▸ **Instructions to follow**: Go through the data and copy each line where the string "General" appears.

*** The data ***

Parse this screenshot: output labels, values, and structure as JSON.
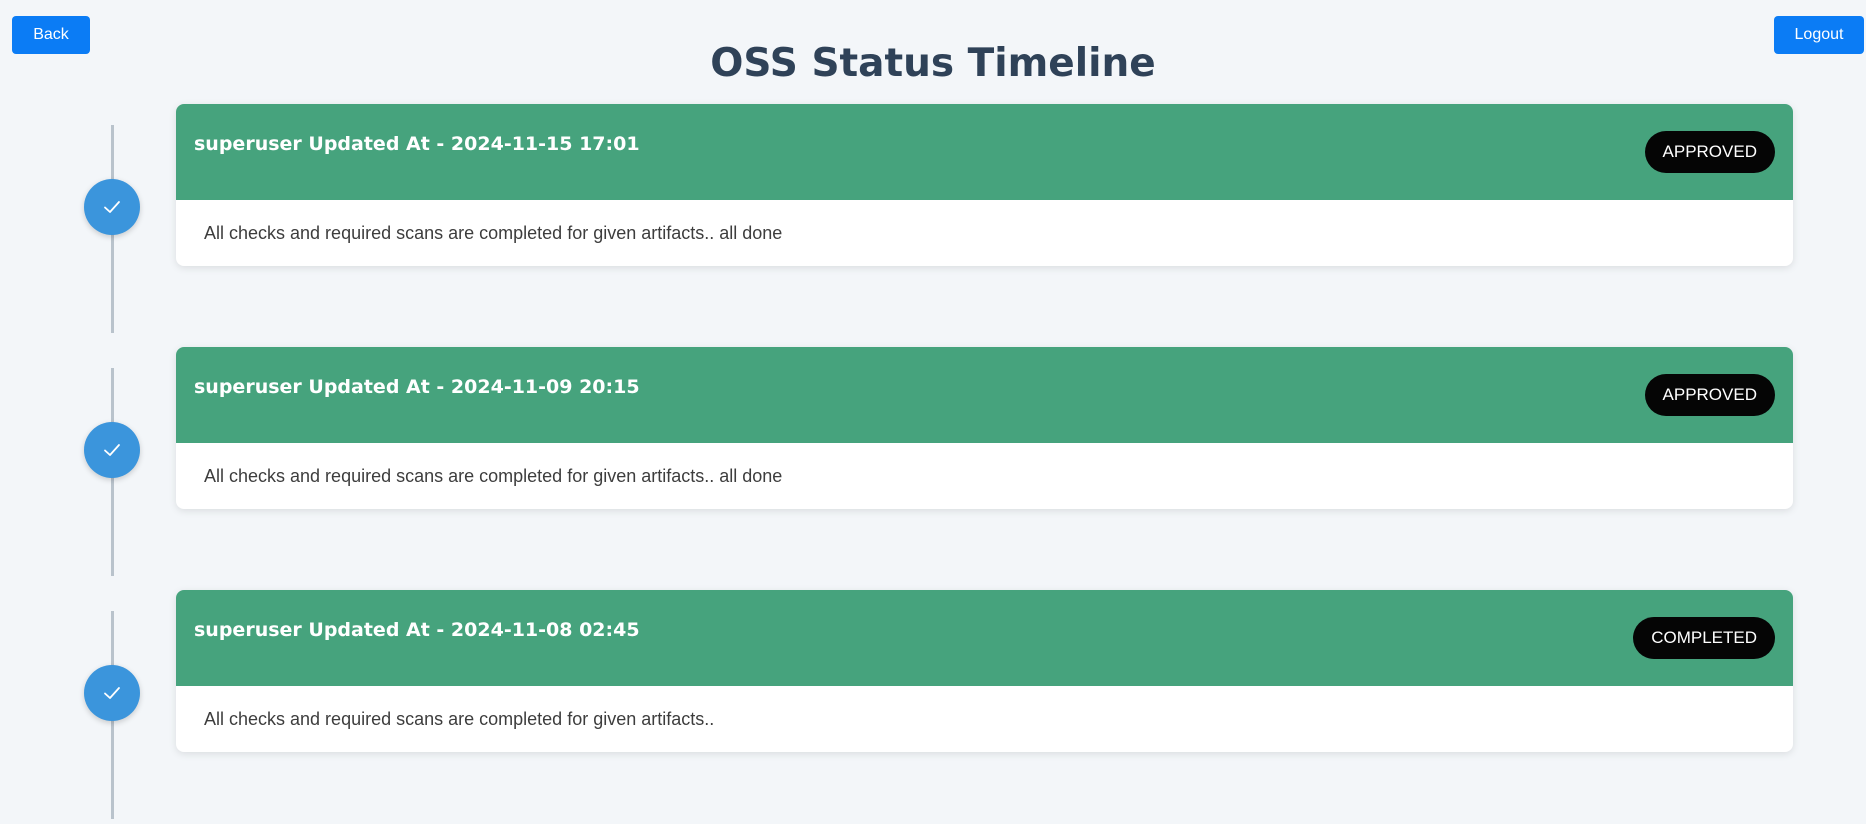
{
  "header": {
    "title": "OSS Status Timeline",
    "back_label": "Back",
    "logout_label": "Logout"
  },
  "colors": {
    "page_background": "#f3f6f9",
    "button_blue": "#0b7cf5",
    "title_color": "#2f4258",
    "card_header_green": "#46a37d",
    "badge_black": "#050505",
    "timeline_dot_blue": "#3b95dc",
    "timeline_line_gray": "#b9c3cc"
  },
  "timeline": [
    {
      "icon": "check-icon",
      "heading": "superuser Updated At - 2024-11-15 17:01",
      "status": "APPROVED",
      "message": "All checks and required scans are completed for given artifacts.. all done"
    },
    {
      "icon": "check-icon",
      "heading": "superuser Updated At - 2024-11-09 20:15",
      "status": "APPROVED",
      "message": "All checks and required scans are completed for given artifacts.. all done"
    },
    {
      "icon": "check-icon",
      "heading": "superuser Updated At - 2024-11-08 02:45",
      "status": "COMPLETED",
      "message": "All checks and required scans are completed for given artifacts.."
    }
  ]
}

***
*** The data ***

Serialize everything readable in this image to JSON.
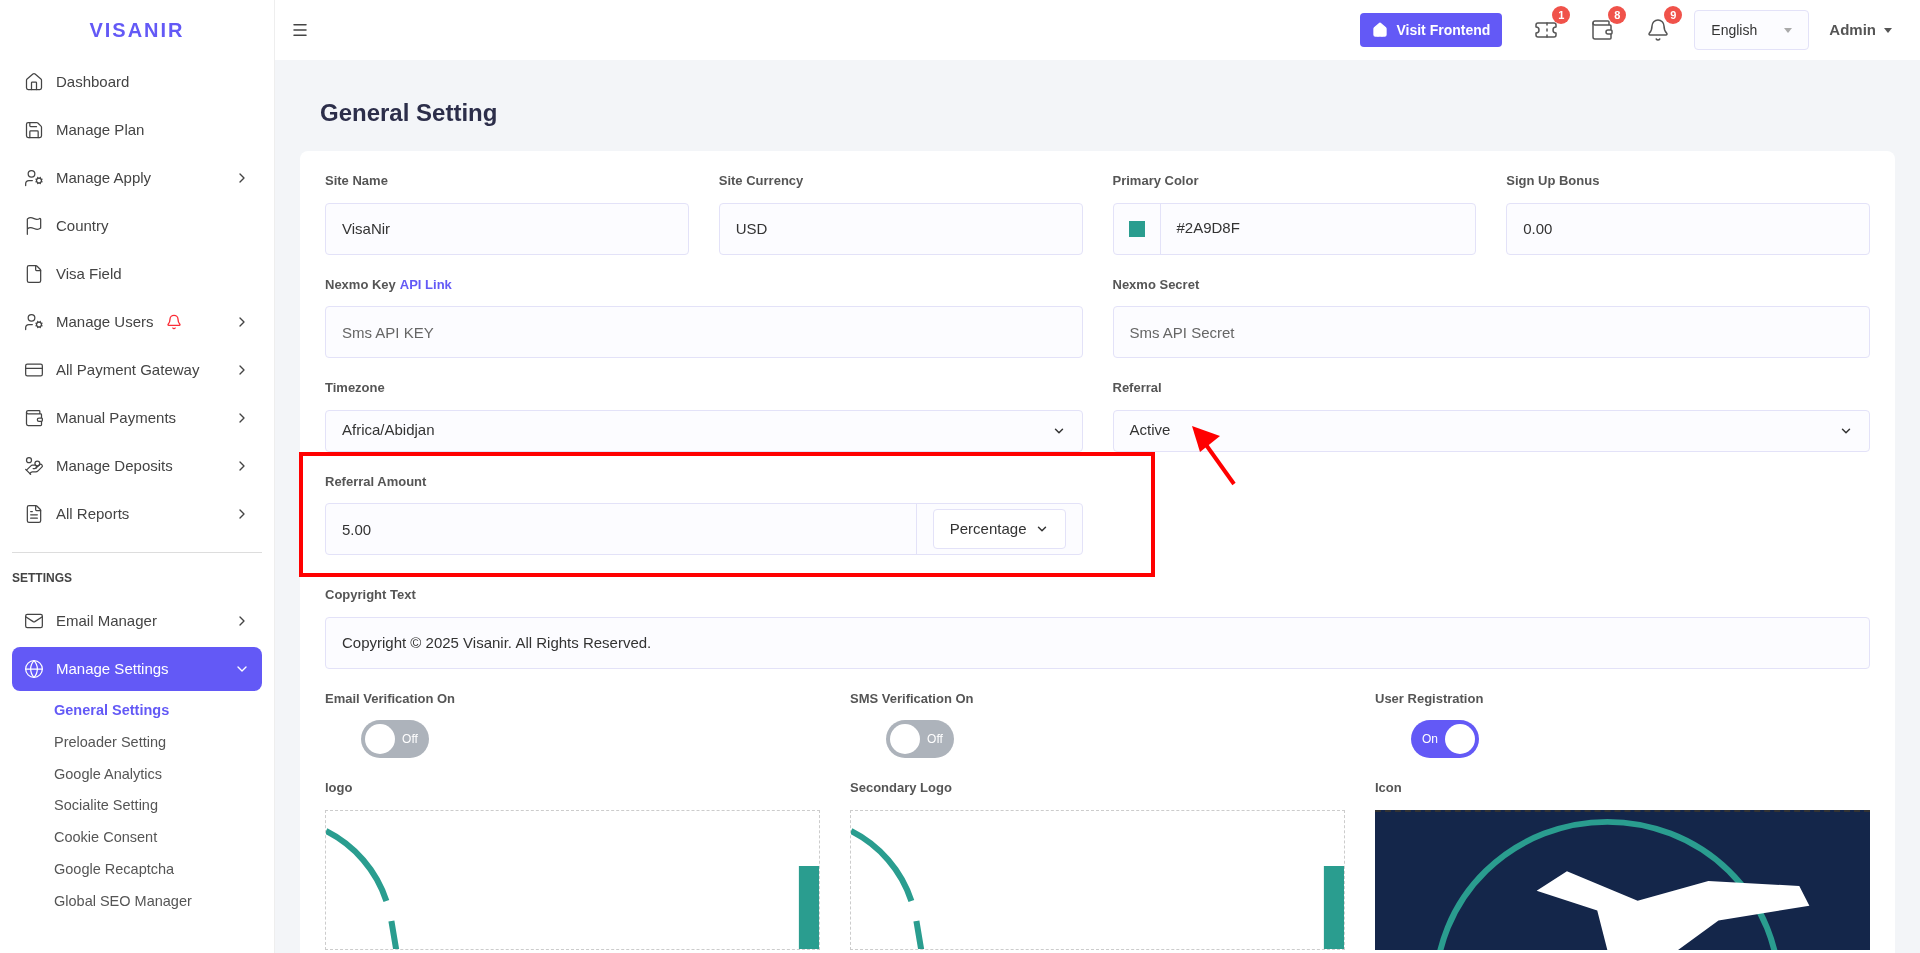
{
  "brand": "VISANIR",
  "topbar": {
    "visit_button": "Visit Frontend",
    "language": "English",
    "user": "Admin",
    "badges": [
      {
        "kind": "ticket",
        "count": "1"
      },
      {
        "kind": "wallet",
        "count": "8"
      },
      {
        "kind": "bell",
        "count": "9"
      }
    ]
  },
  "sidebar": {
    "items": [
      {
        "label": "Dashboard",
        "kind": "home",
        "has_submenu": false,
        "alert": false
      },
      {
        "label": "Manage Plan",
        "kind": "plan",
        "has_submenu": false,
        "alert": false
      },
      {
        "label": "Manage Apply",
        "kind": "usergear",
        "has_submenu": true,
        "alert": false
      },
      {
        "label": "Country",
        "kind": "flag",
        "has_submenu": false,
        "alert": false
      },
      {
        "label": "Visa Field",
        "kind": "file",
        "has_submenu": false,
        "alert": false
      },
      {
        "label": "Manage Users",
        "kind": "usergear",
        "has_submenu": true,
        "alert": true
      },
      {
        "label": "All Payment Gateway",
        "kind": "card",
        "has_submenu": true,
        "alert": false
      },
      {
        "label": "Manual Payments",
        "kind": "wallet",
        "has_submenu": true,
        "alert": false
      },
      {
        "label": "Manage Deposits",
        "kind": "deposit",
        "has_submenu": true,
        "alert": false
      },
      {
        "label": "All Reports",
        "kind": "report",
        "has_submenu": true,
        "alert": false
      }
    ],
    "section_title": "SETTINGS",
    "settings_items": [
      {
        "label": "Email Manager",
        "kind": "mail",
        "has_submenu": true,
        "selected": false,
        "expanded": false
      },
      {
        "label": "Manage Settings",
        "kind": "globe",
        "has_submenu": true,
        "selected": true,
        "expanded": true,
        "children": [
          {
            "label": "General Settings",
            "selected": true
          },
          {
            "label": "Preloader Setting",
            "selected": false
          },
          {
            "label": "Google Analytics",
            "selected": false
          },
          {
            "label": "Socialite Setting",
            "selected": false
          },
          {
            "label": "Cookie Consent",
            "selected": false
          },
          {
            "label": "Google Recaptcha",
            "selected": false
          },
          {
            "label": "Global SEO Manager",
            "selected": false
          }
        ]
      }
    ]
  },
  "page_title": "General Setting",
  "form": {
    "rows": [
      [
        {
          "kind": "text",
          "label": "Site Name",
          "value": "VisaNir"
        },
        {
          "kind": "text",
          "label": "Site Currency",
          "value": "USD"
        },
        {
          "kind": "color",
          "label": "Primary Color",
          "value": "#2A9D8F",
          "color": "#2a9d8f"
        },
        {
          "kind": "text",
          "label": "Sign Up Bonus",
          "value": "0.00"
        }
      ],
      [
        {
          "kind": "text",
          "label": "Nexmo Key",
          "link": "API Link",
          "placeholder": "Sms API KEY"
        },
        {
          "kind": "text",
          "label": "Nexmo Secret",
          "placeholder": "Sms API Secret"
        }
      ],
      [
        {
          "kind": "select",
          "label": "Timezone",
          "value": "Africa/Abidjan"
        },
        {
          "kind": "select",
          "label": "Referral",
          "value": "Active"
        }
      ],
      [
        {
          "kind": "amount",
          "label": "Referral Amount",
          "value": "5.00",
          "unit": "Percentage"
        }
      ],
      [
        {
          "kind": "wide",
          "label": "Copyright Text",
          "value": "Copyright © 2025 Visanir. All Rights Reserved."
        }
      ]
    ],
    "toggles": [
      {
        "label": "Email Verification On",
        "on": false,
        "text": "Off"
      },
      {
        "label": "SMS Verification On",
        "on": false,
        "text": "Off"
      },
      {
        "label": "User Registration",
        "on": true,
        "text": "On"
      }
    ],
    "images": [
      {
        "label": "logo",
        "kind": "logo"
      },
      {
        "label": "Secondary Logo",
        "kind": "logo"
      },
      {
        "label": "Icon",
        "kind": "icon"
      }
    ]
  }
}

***
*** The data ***

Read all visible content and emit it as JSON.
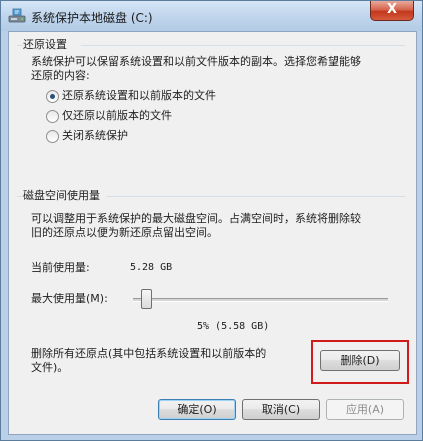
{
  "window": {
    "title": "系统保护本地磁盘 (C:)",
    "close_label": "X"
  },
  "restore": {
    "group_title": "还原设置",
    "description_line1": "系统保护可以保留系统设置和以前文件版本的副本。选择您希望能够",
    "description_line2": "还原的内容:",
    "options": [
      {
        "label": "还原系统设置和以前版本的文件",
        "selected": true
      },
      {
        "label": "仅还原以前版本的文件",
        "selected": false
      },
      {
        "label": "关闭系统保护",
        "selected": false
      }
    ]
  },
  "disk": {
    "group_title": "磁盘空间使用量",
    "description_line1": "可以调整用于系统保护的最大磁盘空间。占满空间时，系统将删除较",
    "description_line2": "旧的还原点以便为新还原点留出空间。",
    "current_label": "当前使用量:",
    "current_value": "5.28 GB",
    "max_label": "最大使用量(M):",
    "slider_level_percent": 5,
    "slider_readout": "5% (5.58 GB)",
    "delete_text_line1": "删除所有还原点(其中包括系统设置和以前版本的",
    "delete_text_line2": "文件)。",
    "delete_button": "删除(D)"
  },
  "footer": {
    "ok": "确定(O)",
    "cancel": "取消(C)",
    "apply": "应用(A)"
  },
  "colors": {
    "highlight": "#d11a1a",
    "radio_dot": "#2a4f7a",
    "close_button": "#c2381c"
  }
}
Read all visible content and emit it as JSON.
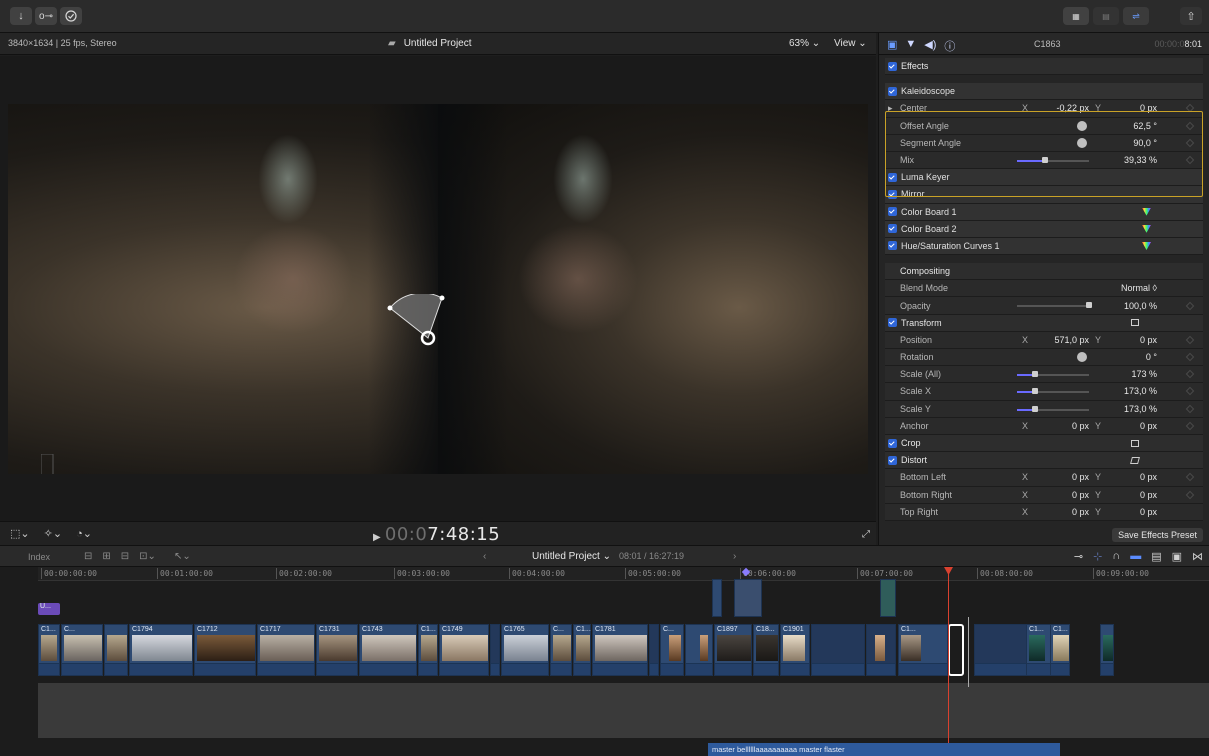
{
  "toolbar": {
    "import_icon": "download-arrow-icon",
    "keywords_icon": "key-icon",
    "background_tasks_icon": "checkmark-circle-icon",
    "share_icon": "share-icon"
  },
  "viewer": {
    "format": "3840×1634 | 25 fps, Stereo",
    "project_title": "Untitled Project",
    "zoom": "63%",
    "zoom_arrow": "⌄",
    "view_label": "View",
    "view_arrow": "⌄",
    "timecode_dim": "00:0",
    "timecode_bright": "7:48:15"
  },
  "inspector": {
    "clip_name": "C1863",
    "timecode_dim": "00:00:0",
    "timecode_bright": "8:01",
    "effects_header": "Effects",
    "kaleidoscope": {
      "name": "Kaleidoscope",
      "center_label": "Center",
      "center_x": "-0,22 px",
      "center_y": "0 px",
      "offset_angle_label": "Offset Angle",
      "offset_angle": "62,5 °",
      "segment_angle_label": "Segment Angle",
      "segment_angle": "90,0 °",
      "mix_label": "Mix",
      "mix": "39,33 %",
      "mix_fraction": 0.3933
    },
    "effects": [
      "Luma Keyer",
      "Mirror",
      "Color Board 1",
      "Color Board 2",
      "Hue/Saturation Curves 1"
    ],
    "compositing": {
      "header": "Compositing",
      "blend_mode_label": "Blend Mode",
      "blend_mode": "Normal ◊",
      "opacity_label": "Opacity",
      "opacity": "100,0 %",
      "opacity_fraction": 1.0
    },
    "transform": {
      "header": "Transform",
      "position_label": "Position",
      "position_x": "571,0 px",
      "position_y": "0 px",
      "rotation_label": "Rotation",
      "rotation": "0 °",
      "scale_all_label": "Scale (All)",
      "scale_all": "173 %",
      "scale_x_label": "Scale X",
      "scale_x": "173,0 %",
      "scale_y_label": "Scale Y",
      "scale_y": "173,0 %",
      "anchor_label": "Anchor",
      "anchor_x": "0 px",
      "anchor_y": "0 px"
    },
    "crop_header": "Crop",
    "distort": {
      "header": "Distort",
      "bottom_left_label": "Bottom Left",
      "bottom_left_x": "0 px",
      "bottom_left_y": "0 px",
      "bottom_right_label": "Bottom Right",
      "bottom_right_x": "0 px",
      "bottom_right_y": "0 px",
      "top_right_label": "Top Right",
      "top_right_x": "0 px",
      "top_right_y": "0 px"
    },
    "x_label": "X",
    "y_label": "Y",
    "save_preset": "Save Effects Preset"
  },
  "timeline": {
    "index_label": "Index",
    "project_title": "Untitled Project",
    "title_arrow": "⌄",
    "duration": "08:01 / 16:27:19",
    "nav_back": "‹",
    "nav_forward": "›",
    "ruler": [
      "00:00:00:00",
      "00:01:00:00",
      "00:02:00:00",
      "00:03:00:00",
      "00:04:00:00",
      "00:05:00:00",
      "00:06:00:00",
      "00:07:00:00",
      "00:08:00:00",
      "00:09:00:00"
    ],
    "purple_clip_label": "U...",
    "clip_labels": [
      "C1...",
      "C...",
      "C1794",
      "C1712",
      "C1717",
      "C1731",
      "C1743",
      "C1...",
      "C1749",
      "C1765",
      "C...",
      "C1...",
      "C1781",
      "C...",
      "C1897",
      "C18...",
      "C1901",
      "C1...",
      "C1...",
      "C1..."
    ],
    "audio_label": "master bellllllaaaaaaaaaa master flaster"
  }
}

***

▸ **Your response**:
            "label": "General Settings",
  "page_title": "General Setting",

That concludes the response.